I was wondering if the cardinality of a set is a well defined function, more specifically, does it have a well defined domain and range?

One would say you could assign a number to every finite set, and a cardinality for an infinite set. So the range would be clear, the set of cardinal numbers. But what about the domain, here we get a few problems. This should be the set of all sets, yet this concept isn't allowed in mathematics as it leads to paradoxes like Russell's paradox.

So how do we formalize the notion of 'cardinality'? It seems to behave like a function that maps sets into cardinal numbers, but you can't define it this way as that definition would be based on a paradoxical notion. Even if we only restrict ourselves to finite sets the problem pops up, as we could define the set {A} for every set, thereby showing a one-to-one correspondence between 'the set of all sets' (that doesn't exist) and the 'set of all sets with one element'.

So how should one look at the concept of cardinality?
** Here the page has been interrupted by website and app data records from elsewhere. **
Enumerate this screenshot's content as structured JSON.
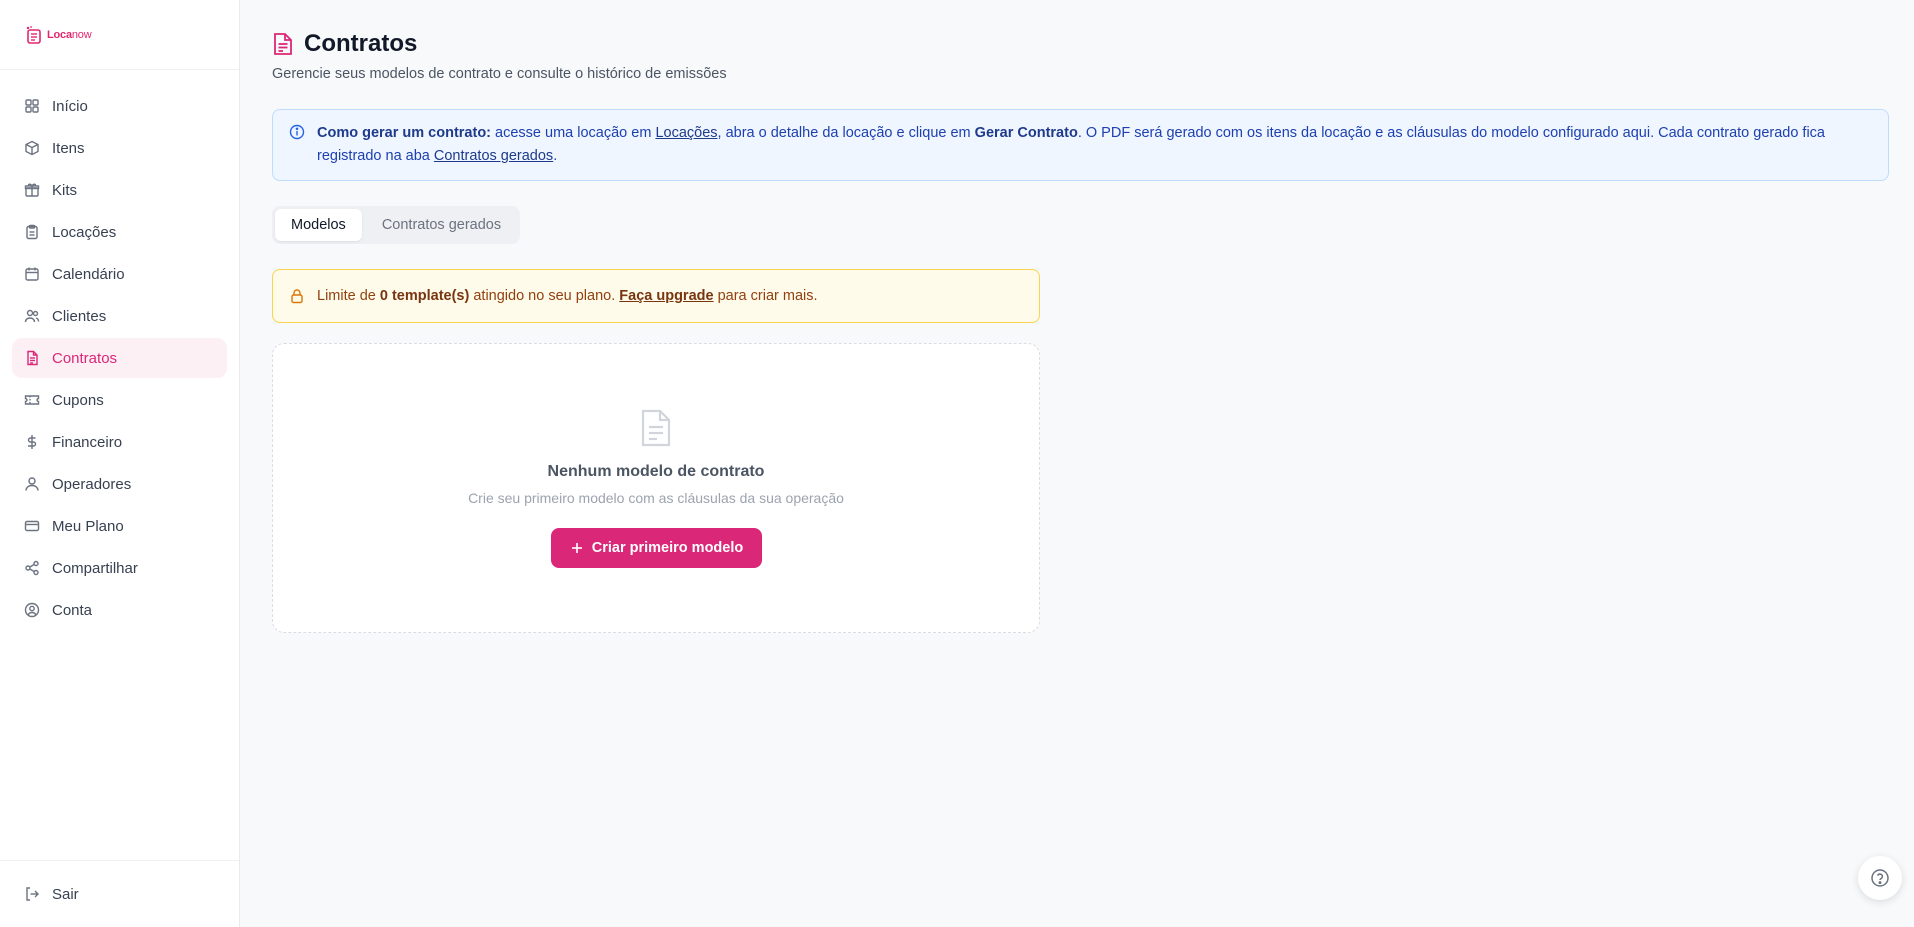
{
  "brand": {
    "name_part1": "Loca",
    "name_part2": "now"
  },
  "sidebar": {
    "items": [
      {
        "label": "Início",
        "icon": "dashboard-icon"
      },
      {
        "label": "Itens",
        "icon": "box-icon"
      },
      {
        "label": "Kits",
        "icon": "gift-icon"
      },
      {
        "label": "Locações",
        "icon": "clipboard-icon"
      },
      {
        "label": "Calendário",
        "icon": "calendar-icon"
      },
      {
        "label": "Clientes",
        "icon": "users-icon"
      },
      {
        "label": "Contratos",
        "icon": "file-text-icon",
        "active": true
      },
      {
        "label": "Cupons",
        "icon": "ticket-icon"
      },
      {
        "label": "Financeiro",
        "icon": "dollar-icon"
      },
      {
        "label": "Operadores",
        "icon": "user-icon"
      },
      {
        "label": "Meu Plano",
        "icon": "credit-card-icon"
      },
      {
        "label": "Compartilhar",
        "icon": "share-icon"
      },
      {
        "label": "Conta",
        "icon": "user-circle-icon"
      }
    ],
    "logout_label": "Sair"
  },
  "header": {
    "title": "Contratos",
    "subtitle": "Gerencie seus modelos de contrato e consulte o histórico de emissões"
  },
  "info": {
    "bold_lead": "Como gerar um contrato:",
    "text1": " acesse uma locação em ",
    "link1": "Locações",
    "text2": ", abra o detalhe da locação e clique em ",
    "bold2": "Gerar Contrato",
    "text3": ". O PDF será gerado com os itens da locação e as cláusulas do modelo configurado aqui. Cada contrato gerado fica registrado na aba ",
    "link2": "Contratos gerados",
    "text4": "."
  },
  "tabs": [
    {
      "label": "Modelos",
      "active": true
    },
    {
      "label": "Contratos gerados",
      "active": false
    }
  ],
  "warning": {
    "text1": "Limite de ",
    "bold": "0 template(s)",
    "text2": " atingido no seu plano. ",
    "link": "Faça upgrade",
    "text3": " para criar mais."
  },
  "empty_state": {
    "title": "Nenhum modelo de contrato",
    "subtitle": "Crie seu primeiro modelo com as cláusulas da sua operação",
    "button_label": "Criar primeiro modelo"
  },
  "colors": {
    "accent": "#db2777",
    "info_bg": "#eff6ff",
    "warn_bg": "#fffbeb"
  }
}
You can't reasonably call it a function. Formalizing this concept without getting into paradoxes seems very hard indeed.